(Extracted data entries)

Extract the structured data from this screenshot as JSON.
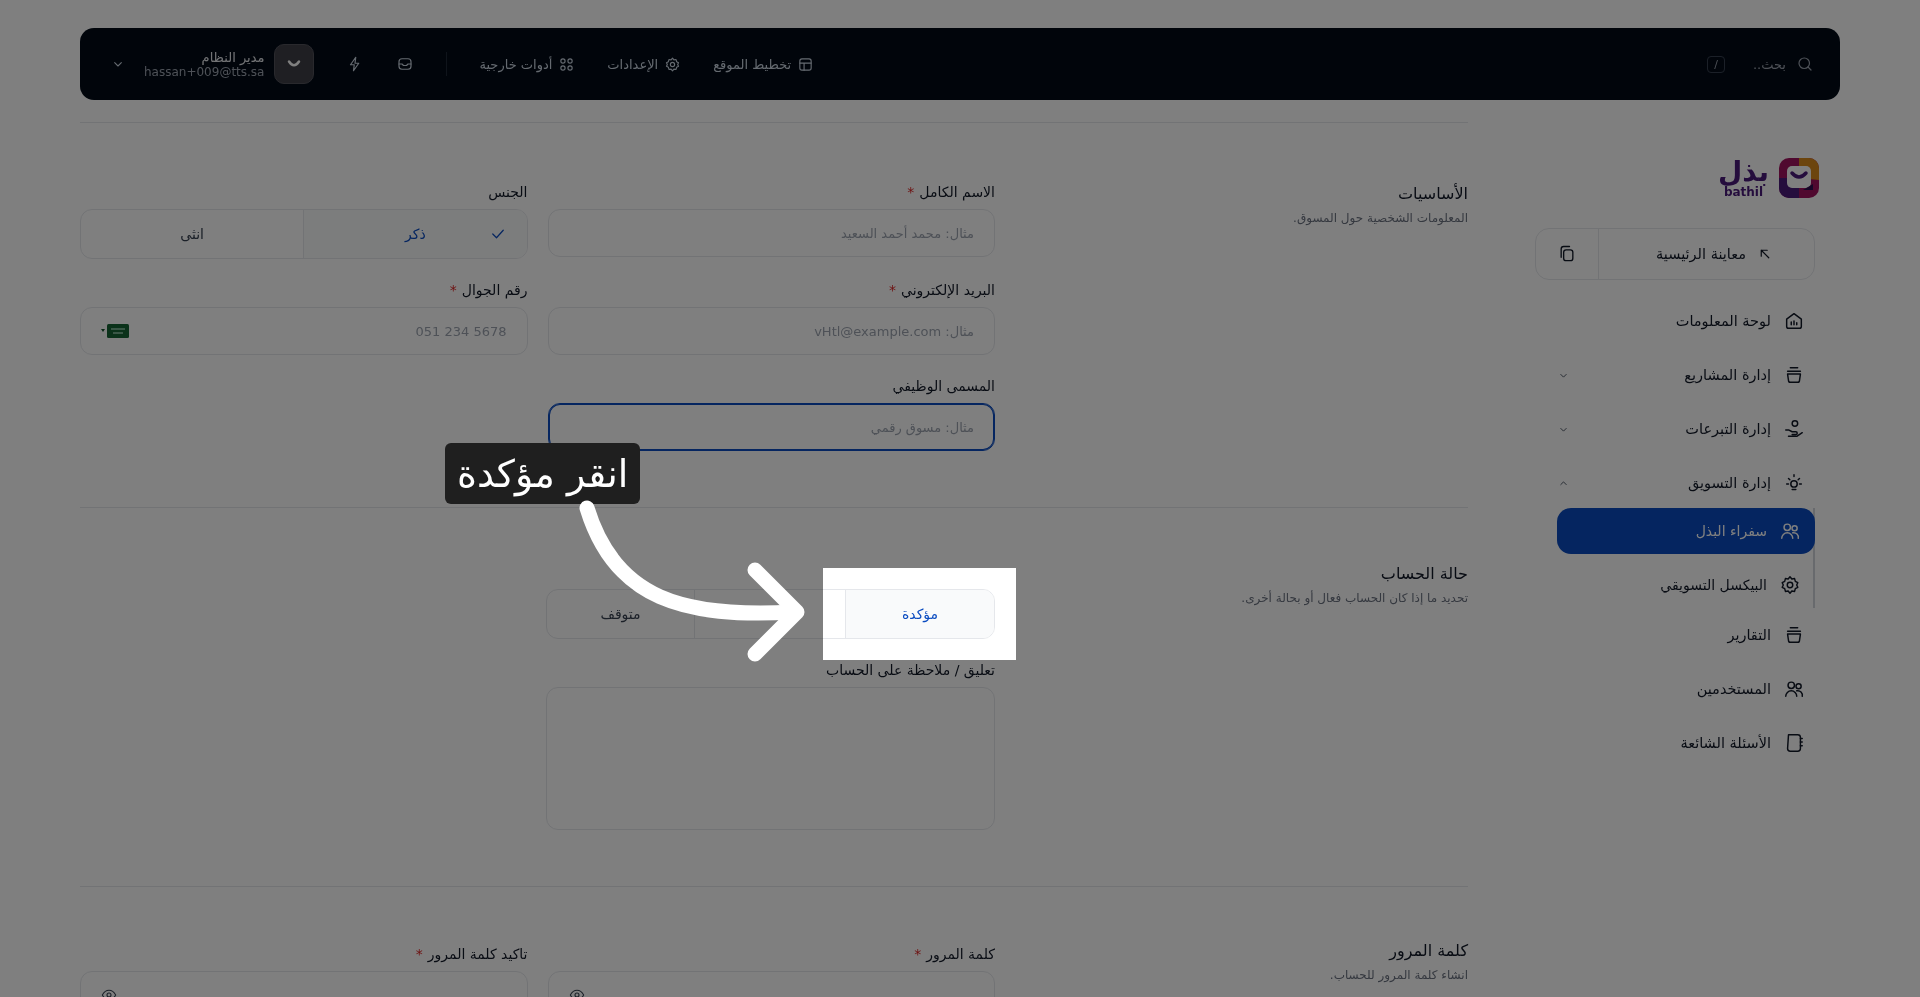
{
  "topbar": {
    "search_placeholder": "بحث..",
    "shortcut": "/",
    "links": [
      "تخطيط الموقع",
      "الإعدادات",
      "أدوات خارجية"
    ],
    "user": {
      "name": "مدير النظام",
      "email": "hassan+009@tts.sa"
    }
  },
  "sidebar": {
    "logo": {
      "name": "بذل",
      "sub": "bathil"
    },
    "preview": "معاينة الرئيسية",
    "items": [
      {
        "label": "لوحة المعلومات",
        "kind": "link",
        "selected": false
      },
      {
        "label": "إدارة المشاريع",
        "kind": "group",
        "expanded": false,
        "selected": false
      },
      {
        "label": "إدارة التبرعات",
        "kind": "group",
        "expanded": false,
        "selected": false
      },
      {
        "label": "إدارة التسويق",
        "kind": "group",
        "expanded": true,
        "selected": false,
        "children": [
          {
            "label": "سفراء البذل",
            "selected": true
          },
          {
            "label": "البيكسل التسويقي",
            "selected": false
          }
        ]
      },
      {
        "label": "التقارير",
        "kind": "link",
        "selected": false
      },
      {
        "label": "المستخدمين",
        "kind": "link",
        "selected": false
      },
      {
        "label": "الأسئلة الشائعة",
        "kind": "link",
        "selected": false
      }
    ]
  },
  "sections": [
    {
      "title": "الأساسيات",
      "description": "المعلومات الشخصية حول المسوق.",
      "fields": [
        {
          "kind": "text",
          "label": "الاسم الكامل",
          "required_mark": "*",
          "placeholder": "مثال: محمد أحمد السعيد",
          "focused": false
        },
        {
          "kind": "choice",
          "label": "الجنس",
          "options": [
            {
              "label": "ذكر",
              "selected": true
            },
            {
              "label": "انثى",
              "selected": false
            }
          ]
        },
        {
          "kind": "text",
          "label": "البريد الإلكتروني",
          "required_mark": "*",
          "placeholder": "مثال: vHtl@example.com",
          "focused": false
        },
        {
          "kind": "phone",
          "label": "رقم الجوال",
          "required_mark": "*",
          "placeholder": "051 234 5678",
          "focused": false
        },
        {
          "kind": "text",
          "label": "المسمى الوظيفي",
          "placeholder": "مثال: مسوق رقمي",
          "focused": true
        }
      ]
    },
    {
      "title": "حالة الحساب",
      "description": "تحديد ما إذا كان الحساب فعال أو بحالة أخرى.",
      "fields": [
        {
          "kind": "status",
          "options": [
            {
              "label": "مؤكدة",
              "selected": true
            },
            {
              "label": "متوقف",
              "selected": false
            }
          ]
        },
        {
          "kind": "textarea",
          "label": "تعليق / ملاحظة على الحساب"
        }
      ]
    },
    {
      "title": "كلمة المرور",
      "description": "انشاء كلمة المرور للحساب.",
      "fields": [
        {
          "kind": "password",
          "label": "كلمة المرور",
          "required_mark": "*"
        },
        {
          "kind": "password",
          "label": "تاكيد كلمة المرور",
          "required_mark": "*"
        }
      ]
    }
  ],
  "tutorial": {
    "hint": "انقر مؤكدة"
  }
}
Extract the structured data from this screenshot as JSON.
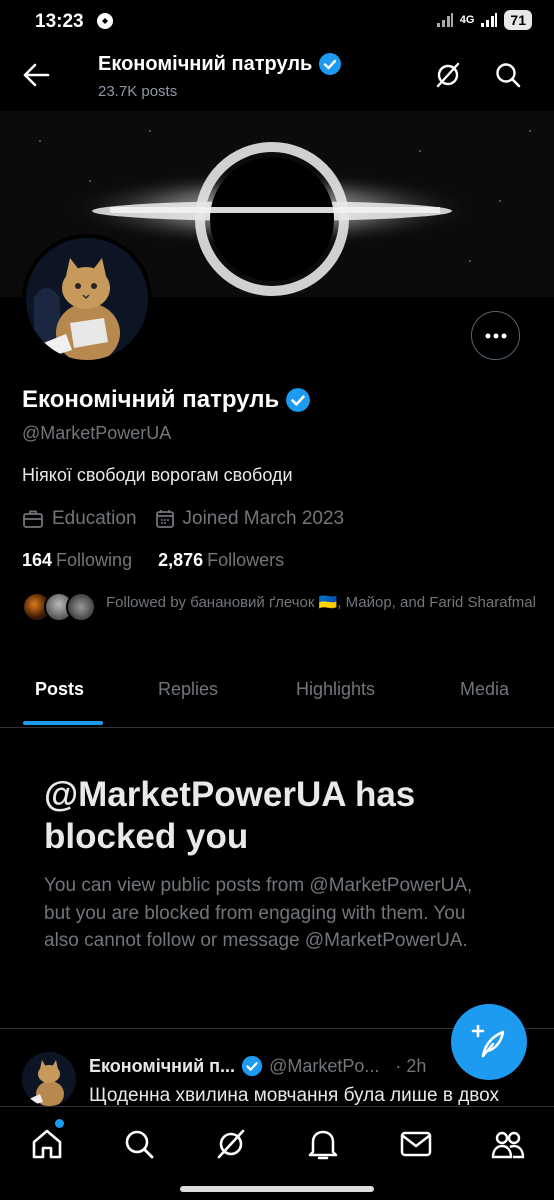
{
  "status": {
    "time": "13:23",
    "network": "4G",
    "battery": "71"
  },
  "header": {
    "title": "Економічний патруль",
    "posts_count": "23.7K posts"
  },
  "profile": {
    "name": "Економічний патруль",
    "handle": "@MarketPowerUA",
    "bio": "Ніякої свободи ворогам свободи",
    "category": "Education",
    "joined": "Joined March 2023",
    "following_count": "164",
    "following_label": "Following",
    "followers_count": "2,876",
    "followers_label": "Followers",
    "followed_by": "Followed by банановий ґлечок 🇺🇦, Майор, and Farid Sharafmal"
  },
  "tabs": [
    "Posts",
    "Replies",
    "Highlights",
    "Media"
  ],
  "blocked": {
    "title": "@MarketPowerUA has blocked you",
    "body": "You can view public posts from @MarketPowerUA, but you are blocked from engaging with them. You also cannot follow or message @MarketPowerUA."
  },
  "tweet": {
    "name": "Економічний п...",
    "handle": "@MarketPo...",
    "time": "· 2h",
    "text": "Щоденна хвилина мовчання була лише в двох"
  },
  "colors": {
    "accent": "#1d9bf0",
    "background": "#000000",
    "muted": "#71767b"
  },
  "icons": {
    "header": [
      "back-arrow-icon",
      "grok-icon",
      "search-icon"
    ],
    "nav": [
      "home-icon",
      "search-icon",
      "grok-icon",
      "notifications-icon",
      "messages-icon",
      "communities-icon"
    ]
  }
}
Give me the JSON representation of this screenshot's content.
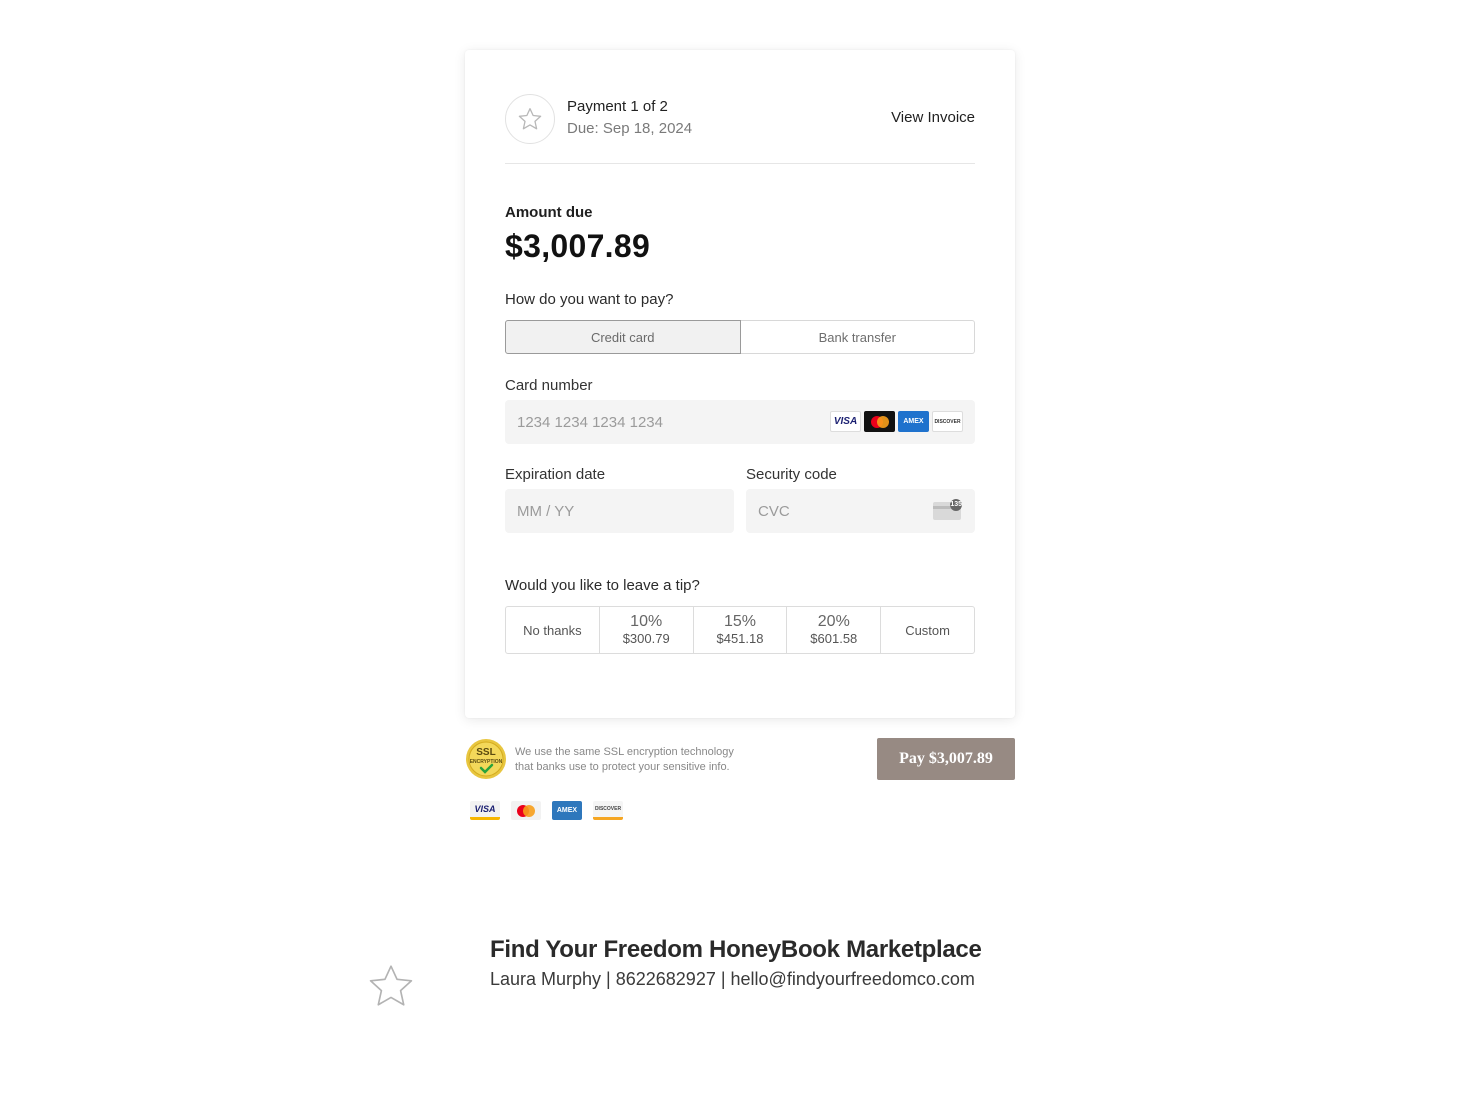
{
  "header": {
    "payment_title": "Payment 1 of 2",
    "due_date": "Due: Sep 18, 2024",
    "view_invoice": "View Invoice"
  },
  "amount": {
    "label": "Amount due",
    "value": "$3,007.89"
  },
  "payment_method": {
    "question": "How do you want to pay?",
    "options": [
      {
        "label": "Credit card",
        "selected": true
      },
      {
        "label": "Bank transfer",
        "selected": false
      }
    ]
  },
  "card_number": {
    "label": "Card number",
    "placeholder": "1234 1234 1234 1234",
    "value": "",
    "brand_logos": [
      "VISA",
      "mastercard",
      "AMEX",
      "DISCOVER"
    ]
  },
  "expiration": {
    "label": "Expiration date",
    "placeholder": "MM / YY",
    "value": ""
  },
  "security_code": {
    "label": "Security code",
    "placeholder": "CVC",
    "value": "",
    "hint_digits": "135"
  },
  "tip": {
    "question": "Would you like to leave a tip?",
    "no_thanks": "No thanks",
    "options": [
      {
        "pct": "10%",
        "amount": "$300.79"
      },
      {
        "pct": "15%",
        "amount": "$451.18"
      },
      {
        "pct": "20%",
        "amount": "$601.58"
      }
    ],
    "custom": "Custom"
  },
  "security": {
    "badge_line1": "SSL",
    "badge_line2": "ENCRYPTION",
    "text_line1": "We use the same SSL encryption technology",
    "text_line2": "that banks use to protect your sensitive info."
  },
  "pay_button": "Pay $3,007.89",
  "bottom_logos": [
    "VISA",
    "mastercard",
    "AMEX",
    "DISCOVER"
  ],
  "footer": {
    "business_name": "Find Your Freedom HoneyBook Marketplace",
    "contact": "Laura Murphy | 8622682927 | hello@findyourfreedomco.com"
  },
  "colors": {
    "pay_button_bg": "#978a83",
    "selected_method_bg": "#f1f1f1",
    "input_bg": "#f4f4f4"
  }
}
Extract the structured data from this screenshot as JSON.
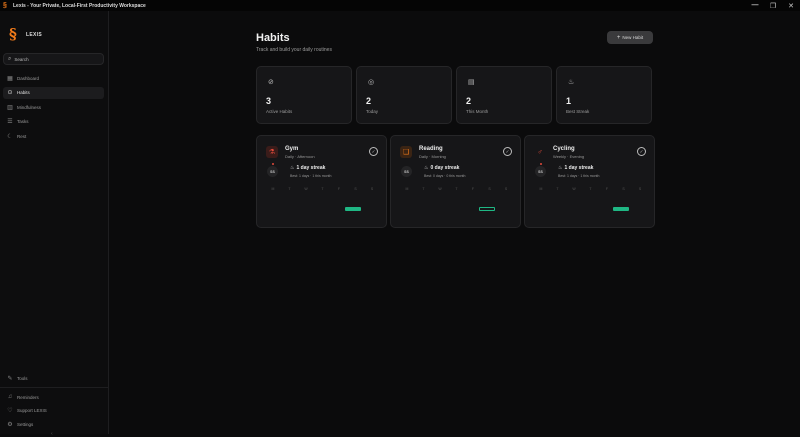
{
  "window": {
    "title": "Lexis - Your Private, Local-First Productivity Workspace",
    "controls": [
      "—",
      "❐",
      "✕"
    ]
  },
  "sidebar": {
    "brand": "LEXIS",
    "search_label": "Search",
    "items": [
      {
        "label": "Dashboard",
        "icon": "grid-icon"
      },
      {
        "label": "Habits",
        "icon": "check-circle-icon",
        "active": true
      },
      {
        "label": "Mindfulness",
        "icon": "brain-icon"
      },
      {
        "label": "Tasks",
        "icon": "list-icon"
      },
      {
        "label": "Rest",
        "icon": "sleep-icon"
      }
    ],
    "tools_label": "Tools",
    "bottom": [
      {
        "label": "Reminders",
        "icon": "bell-icon"
      },
      {
        "label": "Support LEXIS",
        "icon": "heart-icon"
      },
      {
        "label": "Settings",
        "icon": "gear-icon"
      }
    ],
    "collapse_glyph": "‹"
  },
  "header": {
    "title": "Habits",
    "subtitle": "Track and build your daily routines",
    "new_button": "New Habit"
  },
  "stats": [
    {
      "value": "3",
      "label": "Active Habits",
      "icon": "check-circle-icon"
    },
    {
      "value": "2",
      "label": "Today",
      "icon": "target-icon"
    },
    {
      "value": "2",
      "label": "This Month",
      "icon": "calendar-icon"
    },
    {
      "value": "1",
      "label": "Best Streak",
      "icon": "flame-icon"
    }
  ],
  "habits": [
    {
      "name": "Gym",
      "schedule": "Daily · Afternoon",
      "icon": "dumbbell-icon",
      "icon_color": "#e24a3b",
      "icon_bg": "#3a1c1a",
      "day": "SS",
      "streak": "1 day streak",
      "best": "Best: 1 days · 1 this month",
      "bar": "filled"
    },
    {
      "name": "Reading",
      "schedule": "Daily · Morning",
      "icon": "book-icon",
      "icon_color": "#f07a1a",
      "icon_bg": "#3a2414",
      "day": "SS",
      "streak": "0 day streak",
      "best": "Best: 0 days · 0 this month",
      "bar": "outline"
    },
    {
      "name": "Cycling",
      "schedule": "Weekly · Evening",
      "icon": "bike-icon",
      "icon_color": "#e24a3b",
      "icon_bg": "#161618",
      "day": "SS",
      "streak": "1 day streak",
      "best": "Best: 1 days · 1 this month",
      "bar": "filled"
    }
  ],
  "weekdays": [
    "M",
    "T",
    "W",
    "T",
    "F",
    "S",
    "S"
  ],
  "colors": {
    "accent": "#f07a1a",
    "success": "#1fb784",
    "background": "#0b0b0c",
    "card": "#161618"
  }
}
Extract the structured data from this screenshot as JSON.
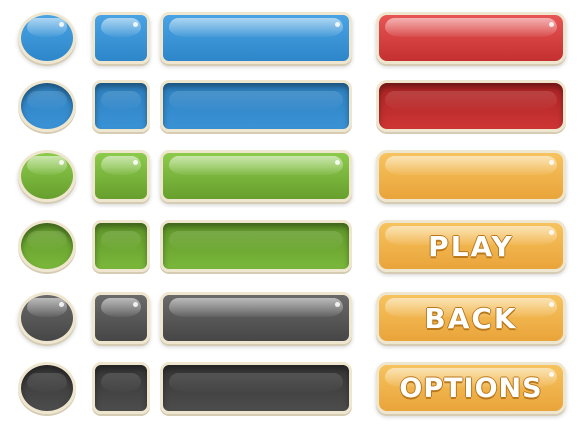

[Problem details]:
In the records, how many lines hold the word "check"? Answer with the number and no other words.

[Answer space]:
2